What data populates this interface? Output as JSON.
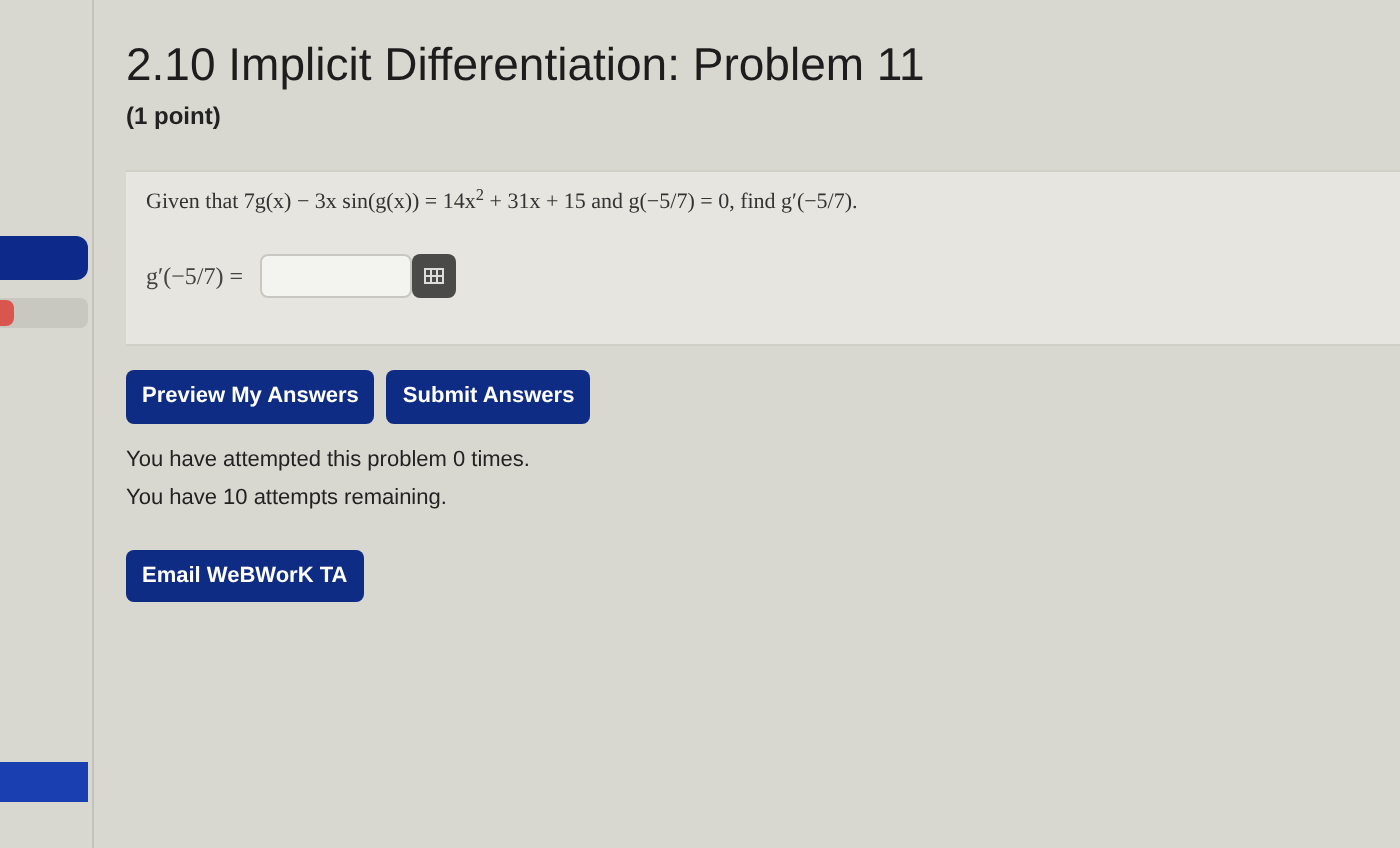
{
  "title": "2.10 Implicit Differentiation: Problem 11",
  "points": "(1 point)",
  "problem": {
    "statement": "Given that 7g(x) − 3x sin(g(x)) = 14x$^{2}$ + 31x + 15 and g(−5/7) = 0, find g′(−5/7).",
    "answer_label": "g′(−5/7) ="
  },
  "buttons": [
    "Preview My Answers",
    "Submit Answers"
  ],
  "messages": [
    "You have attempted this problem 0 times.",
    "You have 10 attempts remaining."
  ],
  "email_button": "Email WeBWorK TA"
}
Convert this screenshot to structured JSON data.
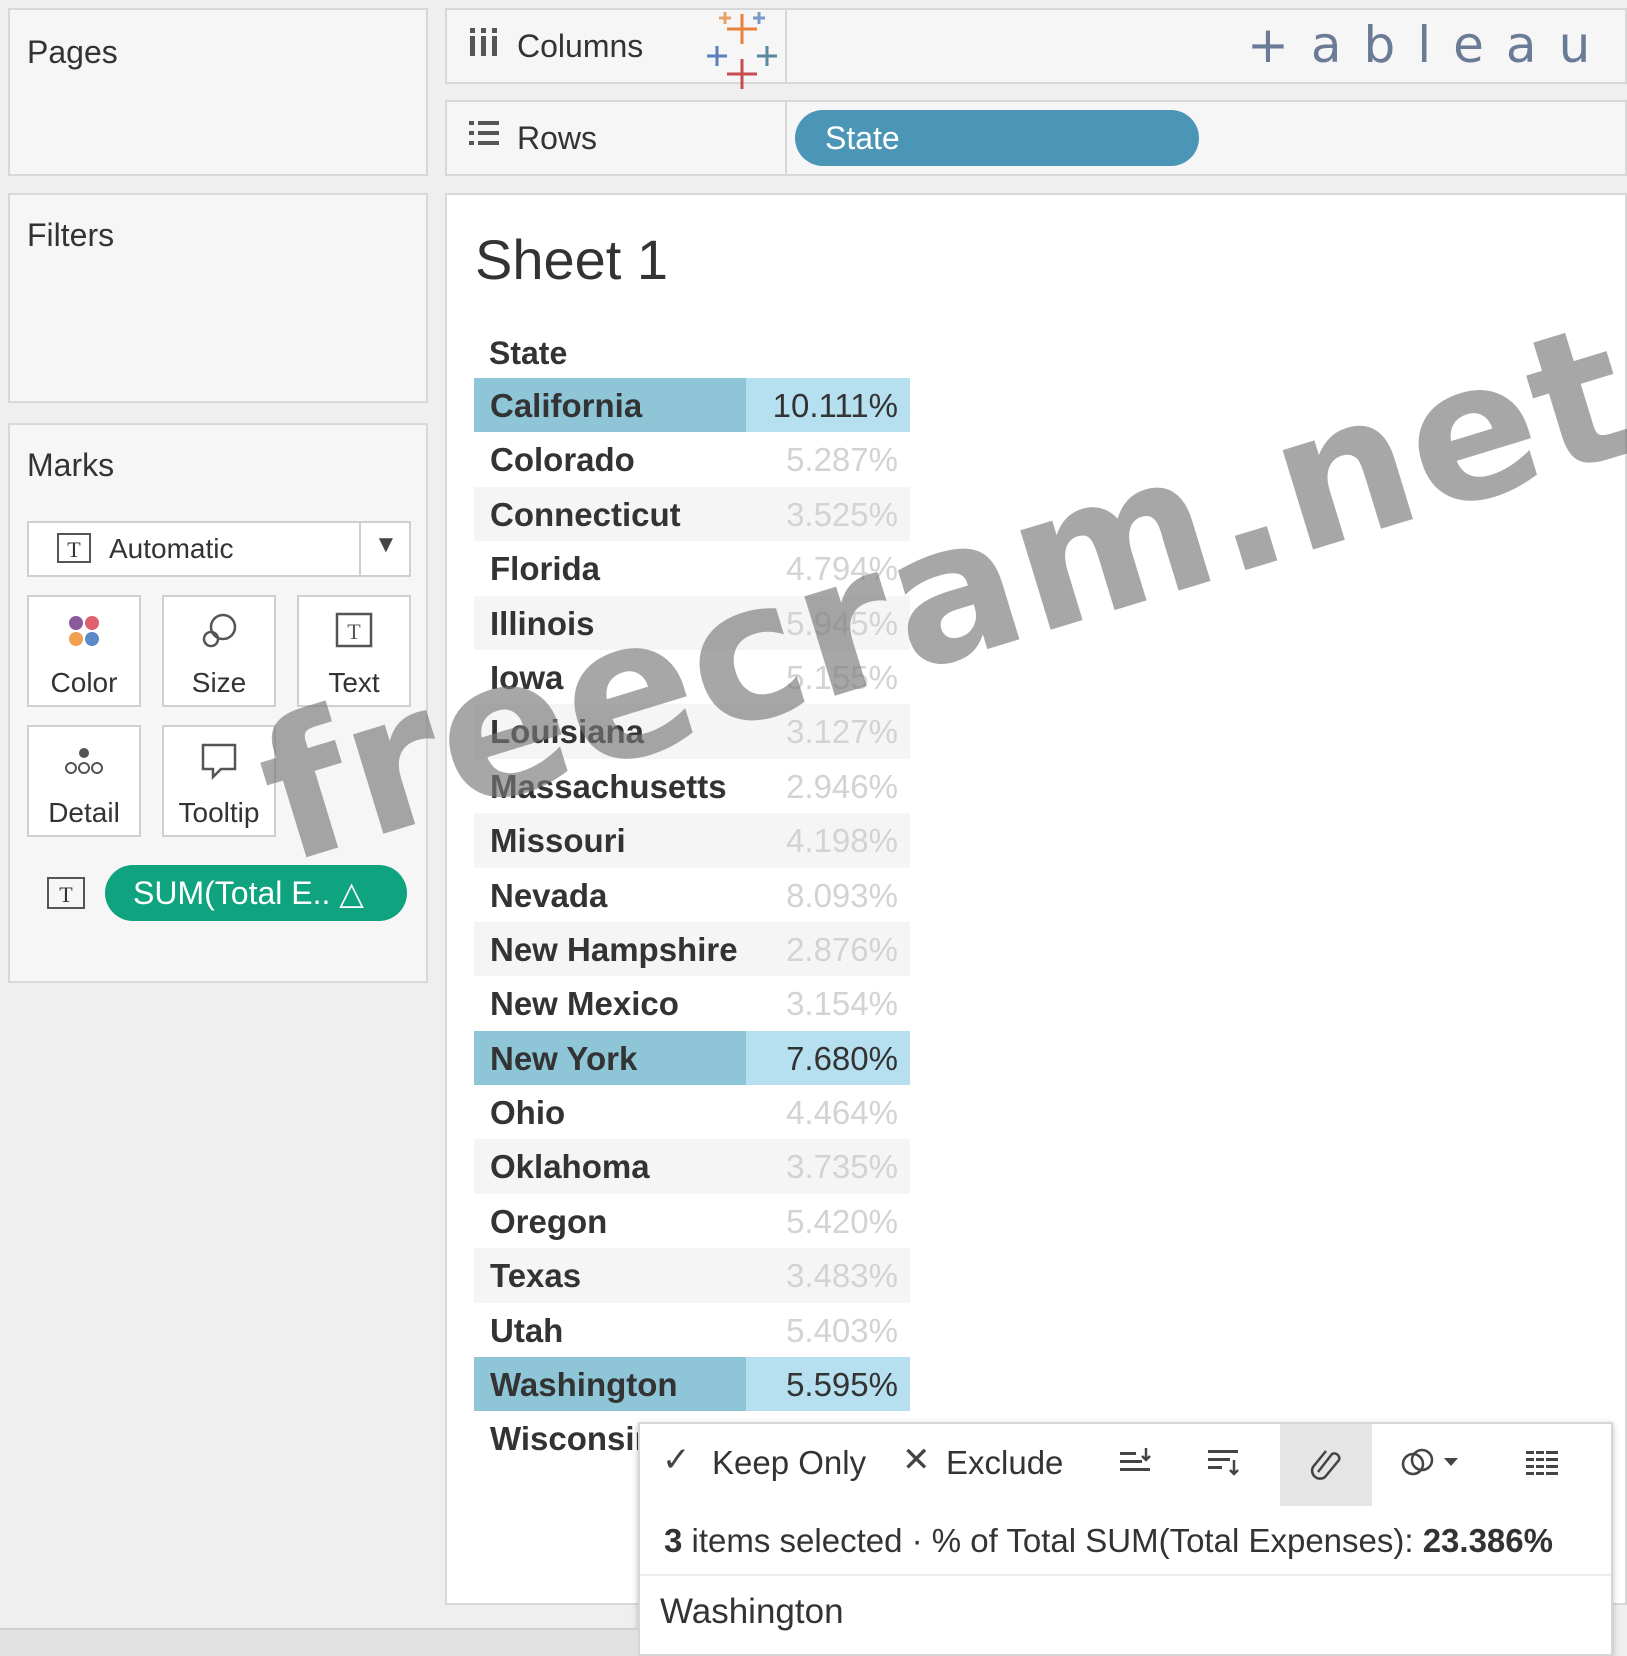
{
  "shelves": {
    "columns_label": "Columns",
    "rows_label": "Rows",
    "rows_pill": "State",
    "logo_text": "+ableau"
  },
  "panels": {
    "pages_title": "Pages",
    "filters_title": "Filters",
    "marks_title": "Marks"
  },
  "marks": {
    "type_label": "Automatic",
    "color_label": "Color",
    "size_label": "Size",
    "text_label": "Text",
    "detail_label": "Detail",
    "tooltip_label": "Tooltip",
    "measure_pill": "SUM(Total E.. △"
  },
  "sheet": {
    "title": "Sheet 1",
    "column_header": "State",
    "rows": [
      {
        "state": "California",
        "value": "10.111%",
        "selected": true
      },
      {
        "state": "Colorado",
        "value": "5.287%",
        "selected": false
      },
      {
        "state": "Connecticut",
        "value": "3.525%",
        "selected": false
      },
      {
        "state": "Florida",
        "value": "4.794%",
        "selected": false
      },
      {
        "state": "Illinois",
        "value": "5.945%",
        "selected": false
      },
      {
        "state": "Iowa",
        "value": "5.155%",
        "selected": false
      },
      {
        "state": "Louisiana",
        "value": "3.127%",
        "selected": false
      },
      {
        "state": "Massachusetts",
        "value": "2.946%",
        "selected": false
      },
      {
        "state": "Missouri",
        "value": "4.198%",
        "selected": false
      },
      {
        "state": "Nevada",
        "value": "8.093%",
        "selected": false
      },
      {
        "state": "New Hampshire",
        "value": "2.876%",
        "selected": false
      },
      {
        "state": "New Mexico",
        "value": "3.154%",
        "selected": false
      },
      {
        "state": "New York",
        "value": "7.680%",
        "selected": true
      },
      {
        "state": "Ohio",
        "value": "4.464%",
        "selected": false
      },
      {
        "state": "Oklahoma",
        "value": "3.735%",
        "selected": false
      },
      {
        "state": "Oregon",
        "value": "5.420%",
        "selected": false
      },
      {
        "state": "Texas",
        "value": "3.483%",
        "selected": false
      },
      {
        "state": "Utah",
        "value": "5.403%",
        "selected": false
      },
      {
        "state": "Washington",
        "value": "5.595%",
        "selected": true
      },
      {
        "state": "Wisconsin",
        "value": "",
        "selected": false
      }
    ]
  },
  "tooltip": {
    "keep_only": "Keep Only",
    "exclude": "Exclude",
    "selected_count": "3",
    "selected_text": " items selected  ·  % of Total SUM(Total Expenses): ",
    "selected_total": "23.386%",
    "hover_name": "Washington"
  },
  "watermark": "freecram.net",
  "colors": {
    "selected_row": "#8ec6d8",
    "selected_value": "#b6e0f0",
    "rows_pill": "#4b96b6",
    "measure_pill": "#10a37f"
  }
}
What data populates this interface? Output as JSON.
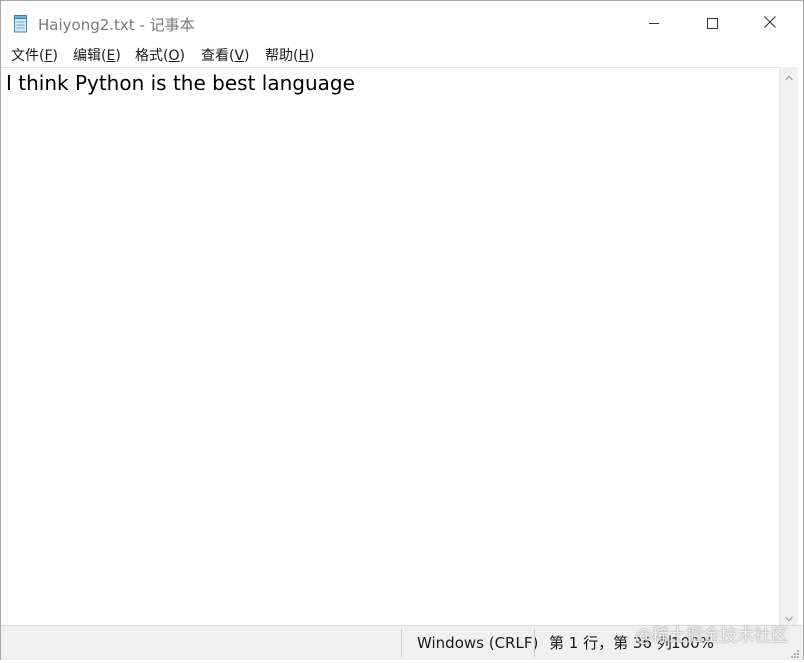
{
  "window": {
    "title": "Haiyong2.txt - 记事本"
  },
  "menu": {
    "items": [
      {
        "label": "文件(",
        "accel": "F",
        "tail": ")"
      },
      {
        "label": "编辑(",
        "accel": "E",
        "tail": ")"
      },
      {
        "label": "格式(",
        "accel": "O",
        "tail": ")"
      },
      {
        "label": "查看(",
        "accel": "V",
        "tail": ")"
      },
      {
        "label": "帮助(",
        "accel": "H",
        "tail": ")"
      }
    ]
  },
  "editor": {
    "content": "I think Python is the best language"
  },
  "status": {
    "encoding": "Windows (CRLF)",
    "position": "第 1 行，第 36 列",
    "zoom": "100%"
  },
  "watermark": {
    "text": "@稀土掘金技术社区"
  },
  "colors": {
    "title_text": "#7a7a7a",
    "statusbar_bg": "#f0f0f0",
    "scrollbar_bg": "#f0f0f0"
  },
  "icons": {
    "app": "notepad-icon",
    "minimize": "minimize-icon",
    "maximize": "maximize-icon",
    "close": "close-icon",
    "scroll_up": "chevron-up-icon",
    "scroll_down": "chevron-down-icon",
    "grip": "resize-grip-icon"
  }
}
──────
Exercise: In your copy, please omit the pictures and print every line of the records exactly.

Output:
What data populates this interface? Output as JSON.
{
  "title": "2.10 Implicit Differentiation: Problem 11",
  "points": "(1 point)",
  "problem": {
    "statement": "Given that 7g(x) − 3x sin(g(x)) = 14x$^{2}$ + 31x + 15 and g(−5/7) = 0, find g′(−5/7).",
    "answer_label": "g′(−5/7) ="
  },
  "buttons": [
    "Preview My Answers",
    "Submit Answers"
  ],
  "messages": [
    "You have attempted this problem 0 times.",
    "You have 10 attempts remaining."
  ],
  "email_button": "Email WeBWorK TA"
}
Convert this screenshot to structured JSON data.
{
  "shelves": {
    "columns_label": "Columns",
    "rows_label": "Rows",
    "rows_pill": "State",
    "logo_text": "+ableau"
  },
  "panels": {
    "pages_title": "Pages",
    "filters_title": "Filters",
    "marks_title": "Marks"
  },
  "marks": {
    "type_label": "Automatic",
    "color_label": "Color",
    "size_label": "Size",
    "text_label": "Text",
    "detail_label": "Detail",
    "tooltip_label": "Tooltip",
    "measure_pill": "SUM(Total E.. △"
  },
  "sheet": {
    "title": "Sheet 1",
    "column_header": "State",
    "rows": [
      {
        "state": "California",
        "value": "10.111%",
        "selected": true
      },
      {
        "state": "Colorado",
        "value": "5.287%",
        "selected": false
      },
      {
        "state": "Connecticut",
        "value": "3.525%",
        "selected": false
      },
      {
        "state": "Florida",
        "value": "4.794%",
        "selected": false
      },
      {
        "state": "Illinois",
        "value": "5.945%",
        "selected": false
      },
      {
        "state": "Iowa",
        "value": "5.155%",
        "selected": false
      },
      {
        "state": "Louisiana",
        "value": "3.127%",
        "selected": false
      },
      {
        "state": "Massachusetts",
        "value": "2.946%",
        "selected": false
      },
      {
        "state": "Missouri",
        "value": "4.198%",
        "selected": false
      },
      {
        "state": "Nevada",
        "value": "8.093%",
        "selected": false
      },
      {
        "state": "New Hampshire",
        "value": "2.876%",
        "selected": false
      },
      {
        "state": "New Mexico",
        "value": "3.154%",
        "selected": false
      },
      {
        "state": "New York",
        "value": "7.680%",
        "selected": true
      },
      {
        "state": "Ohio",
        "value": "4.464%",
        "selected": false
      },
      {
        "state": "Oklahoma",
        "value": "3.735%",
        "selected": false
      },
      {
        "state": "Oregon",
        "value": "5.420%",
        "selected": false
      },
      {
        "state": "Texas",
        "value": "3.483%",
        "selected": false
      },
      {
        "state": "Utah",
        "value": "5.403%",
        "selected": false
      },
      {
        "state": "Washington",
        "value": "5.595%",
        "selected": true
      },
      {
        "state": "Wisconsin",
        "value": "",
        "selected": false
      }
    ]
  },
  "tooltip": {
    "keep_only": "Keep Only",
    "exclude": "Exclude",
    "selected_count": "3",
    "selected_text": " items selected  ·  % of Total SUM(Total Expenses): ",
    "selected_total": "23.386%",
    "hover_name": "Washington"
  },
  "watermark": "freecram.net",
  "colors": {
    "selected_row": "#8ec6d8",
    "selected_value": "#b6e0f0",
    "rows_pill": "#4b96b6",
    "measure_pill": "#10a37f"
  }
}
What data populates this interface? Output as JSON.
{
  "window": {
    "title": "Haiyong2.txt - 记事本"
  },
  "menu": {
    "items": [
      {
        "label": "文件(",
        "accel": "F",
        "tail": ")"
      },
      {
        "label": "编辑(",
        "accel": "E",
        "tail": ")"
      },
      {
        "label": "格式(",
        "accel": "O",
        "tail": ")"
      },
      {
        "label": "查看(",
        "accel": "V",
        "tail": ")"
      },
      {
        "label": "帮助(",
        "accel": "H",
        "tail": ")"
      }
    ]
  },
  "editor": {
    "content": "I think Python is the best language"
  },
  "status": {
    "encoding": "Windows (CRLF)",
    "position": "第 1 行，第 36 列",
    "zoom": "100%"
  },
  "watermark": {
    "text": "@稀土掘金技术社区"
  },
  "colors": {
    "title_text": "#7a7a7a",
    "statusbar_bg": "#f0f0f0",
    "scrollbar_bg": "#f0f0f0"
  },
  "icons": {
    "app": "notepad-icon",
    "minimize": "minimize-icon",
    "maximize": "maximize-icon",
    "close": "close-icon",
    "scroll_up": "chevron-up-icon",
    "scroll_down": "chevron-down-icon",
    "grip": "resize-grip-icon"
  }
}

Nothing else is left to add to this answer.